Editor's note: the following is a press release issued Thursday morning by King County's Department of Natural Resources and Parks
King County is restoring recycling service at its Enumclaw and Cedar Falls solid waste facilities, two rural areas of the County where residential sign-up for curbside garbage and recycling collection has lagged. Recycling collection services at those two facilities is scheduled to resume Saturday, Feb. 11.
“We heard from many residents in those areas, and we want to ensure that recyclable materials continue to be collected for recycling – rather than thrown away with the garbage, where they would take up valuable space in the landfill,” said Kevin Kiernan, director of the Solid Waste Division (SWD) of the County’s Department of Natural Resources and Parks said. “Restoring this service to these two facilities is intended to encourage continued recycling.”

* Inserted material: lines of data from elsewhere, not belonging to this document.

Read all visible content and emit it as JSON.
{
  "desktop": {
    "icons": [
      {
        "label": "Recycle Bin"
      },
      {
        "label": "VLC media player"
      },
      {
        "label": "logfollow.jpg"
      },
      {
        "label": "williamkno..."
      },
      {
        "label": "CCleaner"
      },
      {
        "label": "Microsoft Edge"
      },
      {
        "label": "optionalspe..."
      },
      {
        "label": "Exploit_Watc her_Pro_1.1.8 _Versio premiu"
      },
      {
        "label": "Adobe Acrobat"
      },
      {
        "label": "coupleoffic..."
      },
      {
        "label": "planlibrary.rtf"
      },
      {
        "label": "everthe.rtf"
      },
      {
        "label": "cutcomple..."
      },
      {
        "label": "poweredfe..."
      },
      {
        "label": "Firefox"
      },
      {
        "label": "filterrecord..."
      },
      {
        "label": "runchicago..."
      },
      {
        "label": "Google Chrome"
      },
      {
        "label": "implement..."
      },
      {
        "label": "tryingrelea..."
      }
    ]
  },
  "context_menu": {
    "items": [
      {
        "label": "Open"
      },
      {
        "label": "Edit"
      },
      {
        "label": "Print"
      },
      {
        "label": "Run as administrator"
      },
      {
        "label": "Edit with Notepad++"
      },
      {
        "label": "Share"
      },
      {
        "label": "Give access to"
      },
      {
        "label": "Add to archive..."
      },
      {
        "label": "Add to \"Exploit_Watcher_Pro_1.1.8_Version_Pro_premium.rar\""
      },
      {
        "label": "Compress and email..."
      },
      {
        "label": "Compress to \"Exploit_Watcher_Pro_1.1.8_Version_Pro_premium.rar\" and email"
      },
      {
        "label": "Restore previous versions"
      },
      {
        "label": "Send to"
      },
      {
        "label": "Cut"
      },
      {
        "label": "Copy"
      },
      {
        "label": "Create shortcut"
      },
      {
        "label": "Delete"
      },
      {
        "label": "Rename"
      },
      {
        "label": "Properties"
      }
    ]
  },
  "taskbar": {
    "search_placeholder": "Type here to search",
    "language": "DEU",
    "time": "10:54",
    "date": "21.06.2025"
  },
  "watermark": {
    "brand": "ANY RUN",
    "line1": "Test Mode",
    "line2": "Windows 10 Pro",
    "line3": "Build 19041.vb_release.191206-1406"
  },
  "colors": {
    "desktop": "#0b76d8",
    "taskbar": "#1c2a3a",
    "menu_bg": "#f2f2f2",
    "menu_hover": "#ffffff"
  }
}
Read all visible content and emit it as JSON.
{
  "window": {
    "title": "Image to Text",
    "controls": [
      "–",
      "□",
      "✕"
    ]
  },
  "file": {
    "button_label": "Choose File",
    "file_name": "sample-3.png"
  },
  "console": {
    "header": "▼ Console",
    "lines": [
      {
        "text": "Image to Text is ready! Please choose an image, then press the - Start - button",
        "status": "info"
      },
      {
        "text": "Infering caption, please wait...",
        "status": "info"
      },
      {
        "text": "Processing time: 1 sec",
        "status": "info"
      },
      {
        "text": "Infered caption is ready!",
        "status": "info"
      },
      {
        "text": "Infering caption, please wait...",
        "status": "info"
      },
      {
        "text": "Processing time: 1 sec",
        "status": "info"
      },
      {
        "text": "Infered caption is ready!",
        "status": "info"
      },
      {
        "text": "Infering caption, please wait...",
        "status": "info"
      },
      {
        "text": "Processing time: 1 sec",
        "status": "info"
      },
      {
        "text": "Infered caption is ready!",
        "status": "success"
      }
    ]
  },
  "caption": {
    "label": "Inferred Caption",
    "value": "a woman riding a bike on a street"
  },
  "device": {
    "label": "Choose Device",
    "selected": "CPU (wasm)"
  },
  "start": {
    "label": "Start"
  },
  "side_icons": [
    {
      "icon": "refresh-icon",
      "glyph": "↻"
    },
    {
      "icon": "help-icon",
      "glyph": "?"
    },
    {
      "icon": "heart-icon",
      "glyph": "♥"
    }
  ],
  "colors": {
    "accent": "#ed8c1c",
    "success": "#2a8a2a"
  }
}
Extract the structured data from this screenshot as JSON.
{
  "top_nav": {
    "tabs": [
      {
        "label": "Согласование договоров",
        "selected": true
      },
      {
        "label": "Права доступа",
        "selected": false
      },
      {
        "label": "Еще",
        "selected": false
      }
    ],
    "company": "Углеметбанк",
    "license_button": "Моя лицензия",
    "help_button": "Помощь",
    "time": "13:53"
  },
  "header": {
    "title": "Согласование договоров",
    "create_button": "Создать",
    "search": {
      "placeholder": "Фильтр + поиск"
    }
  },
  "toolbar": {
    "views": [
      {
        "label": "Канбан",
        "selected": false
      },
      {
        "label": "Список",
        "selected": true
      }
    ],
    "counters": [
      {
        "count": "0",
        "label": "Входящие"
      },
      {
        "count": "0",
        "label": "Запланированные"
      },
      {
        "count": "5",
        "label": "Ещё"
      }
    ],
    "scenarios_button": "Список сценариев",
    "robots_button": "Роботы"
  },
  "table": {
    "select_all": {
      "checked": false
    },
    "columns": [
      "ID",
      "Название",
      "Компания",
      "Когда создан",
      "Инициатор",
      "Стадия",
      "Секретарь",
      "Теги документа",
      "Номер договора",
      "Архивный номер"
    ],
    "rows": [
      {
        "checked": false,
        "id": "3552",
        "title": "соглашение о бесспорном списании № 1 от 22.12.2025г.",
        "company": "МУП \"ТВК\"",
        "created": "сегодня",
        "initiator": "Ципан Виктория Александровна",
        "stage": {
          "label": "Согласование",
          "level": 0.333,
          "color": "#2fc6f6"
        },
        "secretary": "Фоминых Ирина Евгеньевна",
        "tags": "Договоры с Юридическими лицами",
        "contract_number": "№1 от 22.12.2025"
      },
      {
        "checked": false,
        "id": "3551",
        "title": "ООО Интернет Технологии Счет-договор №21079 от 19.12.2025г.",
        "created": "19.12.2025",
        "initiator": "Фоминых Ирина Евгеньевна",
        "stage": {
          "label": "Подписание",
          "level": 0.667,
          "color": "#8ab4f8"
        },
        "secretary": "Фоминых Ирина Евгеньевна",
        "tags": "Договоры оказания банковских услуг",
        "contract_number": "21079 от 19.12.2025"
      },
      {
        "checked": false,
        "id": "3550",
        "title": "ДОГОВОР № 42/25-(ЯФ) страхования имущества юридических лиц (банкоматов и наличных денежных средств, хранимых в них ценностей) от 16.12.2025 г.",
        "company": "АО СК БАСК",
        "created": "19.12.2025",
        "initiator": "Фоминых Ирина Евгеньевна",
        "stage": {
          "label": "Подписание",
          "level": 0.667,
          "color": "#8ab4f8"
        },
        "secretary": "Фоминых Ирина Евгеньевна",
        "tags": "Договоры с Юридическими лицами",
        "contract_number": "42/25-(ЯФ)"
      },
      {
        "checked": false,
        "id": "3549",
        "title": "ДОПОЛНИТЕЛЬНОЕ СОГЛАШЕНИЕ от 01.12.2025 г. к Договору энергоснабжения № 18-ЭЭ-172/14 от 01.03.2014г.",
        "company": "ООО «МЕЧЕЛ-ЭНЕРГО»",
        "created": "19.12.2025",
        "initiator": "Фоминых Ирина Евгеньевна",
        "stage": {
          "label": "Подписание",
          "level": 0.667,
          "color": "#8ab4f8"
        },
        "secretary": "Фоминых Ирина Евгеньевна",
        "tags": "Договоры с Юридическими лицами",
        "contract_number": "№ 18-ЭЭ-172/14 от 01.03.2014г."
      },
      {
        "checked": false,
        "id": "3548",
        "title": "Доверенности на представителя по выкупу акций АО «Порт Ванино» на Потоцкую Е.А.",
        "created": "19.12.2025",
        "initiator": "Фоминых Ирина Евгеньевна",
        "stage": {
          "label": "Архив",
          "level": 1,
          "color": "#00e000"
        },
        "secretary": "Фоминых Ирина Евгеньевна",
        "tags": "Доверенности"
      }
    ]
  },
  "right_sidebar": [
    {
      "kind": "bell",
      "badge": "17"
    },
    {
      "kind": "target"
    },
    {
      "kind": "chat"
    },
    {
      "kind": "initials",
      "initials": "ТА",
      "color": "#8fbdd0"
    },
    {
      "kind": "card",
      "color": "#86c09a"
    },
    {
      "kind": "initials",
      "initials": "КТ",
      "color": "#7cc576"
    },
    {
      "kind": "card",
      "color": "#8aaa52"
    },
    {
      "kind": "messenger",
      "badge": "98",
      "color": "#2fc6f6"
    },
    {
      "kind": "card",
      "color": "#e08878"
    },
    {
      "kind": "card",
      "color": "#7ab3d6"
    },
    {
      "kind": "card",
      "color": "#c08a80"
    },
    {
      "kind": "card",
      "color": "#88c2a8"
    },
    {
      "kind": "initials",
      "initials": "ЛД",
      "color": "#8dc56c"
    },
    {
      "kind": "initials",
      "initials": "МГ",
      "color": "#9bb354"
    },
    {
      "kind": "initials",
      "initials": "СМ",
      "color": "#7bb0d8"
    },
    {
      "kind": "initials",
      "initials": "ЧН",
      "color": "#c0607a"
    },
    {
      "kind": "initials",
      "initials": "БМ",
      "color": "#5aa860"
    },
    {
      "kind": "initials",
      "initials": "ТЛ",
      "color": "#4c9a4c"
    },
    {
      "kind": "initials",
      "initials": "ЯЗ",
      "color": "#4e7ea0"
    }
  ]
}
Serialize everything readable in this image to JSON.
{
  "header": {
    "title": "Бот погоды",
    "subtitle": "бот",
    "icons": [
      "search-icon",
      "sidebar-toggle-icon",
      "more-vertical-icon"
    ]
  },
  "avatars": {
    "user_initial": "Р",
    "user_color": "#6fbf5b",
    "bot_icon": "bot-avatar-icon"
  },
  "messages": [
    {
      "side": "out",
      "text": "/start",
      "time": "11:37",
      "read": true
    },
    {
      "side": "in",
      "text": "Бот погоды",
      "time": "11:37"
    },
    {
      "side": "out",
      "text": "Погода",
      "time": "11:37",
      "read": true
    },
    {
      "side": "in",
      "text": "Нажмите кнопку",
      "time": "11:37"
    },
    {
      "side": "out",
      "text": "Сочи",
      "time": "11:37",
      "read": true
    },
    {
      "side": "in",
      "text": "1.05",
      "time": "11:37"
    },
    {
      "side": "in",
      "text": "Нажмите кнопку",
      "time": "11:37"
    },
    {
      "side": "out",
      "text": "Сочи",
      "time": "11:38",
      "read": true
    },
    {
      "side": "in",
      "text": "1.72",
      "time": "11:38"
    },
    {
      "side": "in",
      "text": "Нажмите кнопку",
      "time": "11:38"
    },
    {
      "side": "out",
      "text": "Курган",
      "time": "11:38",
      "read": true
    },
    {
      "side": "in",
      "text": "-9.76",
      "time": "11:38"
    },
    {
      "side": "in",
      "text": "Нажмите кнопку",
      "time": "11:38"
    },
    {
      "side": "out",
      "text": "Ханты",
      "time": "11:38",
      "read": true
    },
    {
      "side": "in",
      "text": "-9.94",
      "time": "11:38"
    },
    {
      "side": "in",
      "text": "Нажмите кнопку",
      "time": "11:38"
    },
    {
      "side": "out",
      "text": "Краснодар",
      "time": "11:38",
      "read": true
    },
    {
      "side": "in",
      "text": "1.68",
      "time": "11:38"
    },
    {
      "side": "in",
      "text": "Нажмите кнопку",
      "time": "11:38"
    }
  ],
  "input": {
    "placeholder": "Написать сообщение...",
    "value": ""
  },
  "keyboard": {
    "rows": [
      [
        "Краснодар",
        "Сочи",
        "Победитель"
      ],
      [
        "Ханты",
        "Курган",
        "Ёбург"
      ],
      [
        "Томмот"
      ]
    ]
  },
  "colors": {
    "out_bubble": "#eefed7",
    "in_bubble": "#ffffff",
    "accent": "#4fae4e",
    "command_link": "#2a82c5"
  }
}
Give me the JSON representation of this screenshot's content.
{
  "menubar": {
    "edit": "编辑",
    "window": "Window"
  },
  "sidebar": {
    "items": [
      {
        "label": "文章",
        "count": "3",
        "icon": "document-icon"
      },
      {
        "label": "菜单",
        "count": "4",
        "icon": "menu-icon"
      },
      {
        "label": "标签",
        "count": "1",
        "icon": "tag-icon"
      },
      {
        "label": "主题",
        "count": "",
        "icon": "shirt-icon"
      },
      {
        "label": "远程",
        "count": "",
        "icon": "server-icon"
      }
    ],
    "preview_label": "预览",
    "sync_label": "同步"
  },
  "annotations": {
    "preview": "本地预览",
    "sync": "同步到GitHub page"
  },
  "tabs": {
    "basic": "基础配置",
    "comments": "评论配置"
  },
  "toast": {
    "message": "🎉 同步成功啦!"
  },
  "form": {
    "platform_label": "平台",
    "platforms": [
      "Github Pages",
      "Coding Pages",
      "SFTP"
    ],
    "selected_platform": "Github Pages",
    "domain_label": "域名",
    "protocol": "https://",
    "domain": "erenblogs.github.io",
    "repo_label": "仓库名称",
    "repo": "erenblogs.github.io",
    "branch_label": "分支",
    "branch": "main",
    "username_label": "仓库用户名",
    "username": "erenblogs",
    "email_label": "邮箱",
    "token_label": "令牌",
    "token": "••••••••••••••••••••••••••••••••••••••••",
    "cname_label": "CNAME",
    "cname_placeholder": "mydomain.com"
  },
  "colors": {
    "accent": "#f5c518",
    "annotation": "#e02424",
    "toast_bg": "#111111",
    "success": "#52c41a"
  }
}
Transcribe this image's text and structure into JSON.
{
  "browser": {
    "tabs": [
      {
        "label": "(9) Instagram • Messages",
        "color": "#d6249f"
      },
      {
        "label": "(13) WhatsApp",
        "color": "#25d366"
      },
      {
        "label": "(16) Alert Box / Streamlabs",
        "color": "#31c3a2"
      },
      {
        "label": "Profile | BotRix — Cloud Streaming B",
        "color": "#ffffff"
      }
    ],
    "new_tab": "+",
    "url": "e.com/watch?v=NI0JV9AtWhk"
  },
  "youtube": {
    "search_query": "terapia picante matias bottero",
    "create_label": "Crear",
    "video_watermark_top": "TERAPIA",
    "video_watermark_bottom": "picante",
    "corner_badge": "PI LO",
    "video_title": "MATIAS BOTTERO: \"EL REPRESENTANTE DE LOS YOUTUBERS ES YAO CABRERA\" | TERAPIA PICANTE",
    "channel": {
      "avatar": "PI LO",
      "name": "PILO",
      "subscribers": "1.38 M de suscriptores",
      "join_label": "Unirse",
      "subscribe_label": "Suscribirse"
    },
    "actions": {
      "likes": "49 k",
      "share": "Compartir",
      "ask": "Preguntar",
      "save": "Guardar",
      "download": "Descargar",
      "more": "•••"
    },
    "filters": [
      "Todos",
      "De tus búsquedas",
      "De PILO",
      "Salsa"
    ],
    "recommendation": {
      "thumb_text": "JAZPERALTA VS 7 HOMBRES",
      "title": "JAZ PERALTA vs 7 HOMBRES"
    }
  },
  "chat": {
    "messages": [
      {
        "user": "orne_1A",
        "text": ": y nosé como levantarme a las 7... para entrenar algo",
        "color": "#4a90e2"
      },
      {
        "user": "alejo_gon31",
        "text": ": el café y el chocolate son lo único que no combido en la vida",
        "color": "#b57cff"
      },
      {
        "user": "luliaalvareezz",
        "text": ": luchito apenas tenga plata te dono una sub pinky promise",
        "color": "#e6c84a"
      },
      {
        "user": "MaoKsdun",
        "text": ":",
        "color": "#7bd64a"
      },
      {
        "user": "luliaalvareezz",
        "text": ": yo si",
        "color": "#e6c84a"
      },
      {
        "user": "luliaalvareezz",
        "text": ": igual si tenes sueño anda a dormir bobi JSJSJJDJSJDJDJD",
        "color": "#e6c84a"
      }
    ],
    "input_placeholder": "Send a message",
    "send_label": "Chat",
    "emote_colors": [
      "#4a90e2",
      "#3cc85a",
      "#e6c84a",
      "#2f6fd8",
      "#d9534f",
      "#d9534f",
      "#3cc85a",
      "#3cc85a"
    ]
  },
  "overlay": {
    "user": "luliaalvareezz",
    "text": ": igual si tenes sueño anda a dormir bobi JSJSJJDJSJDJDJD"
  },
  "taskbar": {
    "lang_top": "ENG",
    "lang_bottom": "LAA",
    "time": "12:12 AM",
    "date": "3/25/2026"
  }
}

Recycling services were removed from five SWD locations across the County on Feb. 1 because 99 percent of residents in those areas have access to curbside recycling service through their garbage hauler. Eliminating this redundant service would have saved the County approximately $400,000 per year.
However, Kiernan said SWD received numerous communications from residents of the rural areas in and around Enumclaw and North Bend, which is where the Cedar Falls facility is located.
While curbside collection service is available to residents in those rural areas, many people commented that there are challenges to using the service. Rural residences are often a great distance from the road, and some collections are not available unless materials are brought to locations off the resident’s property.
Kiernan said the Division will need to come up with a way to cover the $200,000 cost of restoring the recycling services. The Division will continue to examine options for providing the service more cost-effectively, and will also look at collecting other recyclable materials at its facilities that cannot be readily recycled elsewhere.
“Customers can help reduce the cost of recycling by sorting their materials correctly and not putting garbage or other unacceptable items in with their recycling,” Kiernan said.
Contamination of recyclable materials in the recycling bins at King County’s facilities has resulted in a significant decline in recycling revenue; the success of the recycling program depends upon the quality of the materials recycled.
More information on the King County Solid Waste Division is available at http://your.kingcounty.gov/solidwaste/index.asp.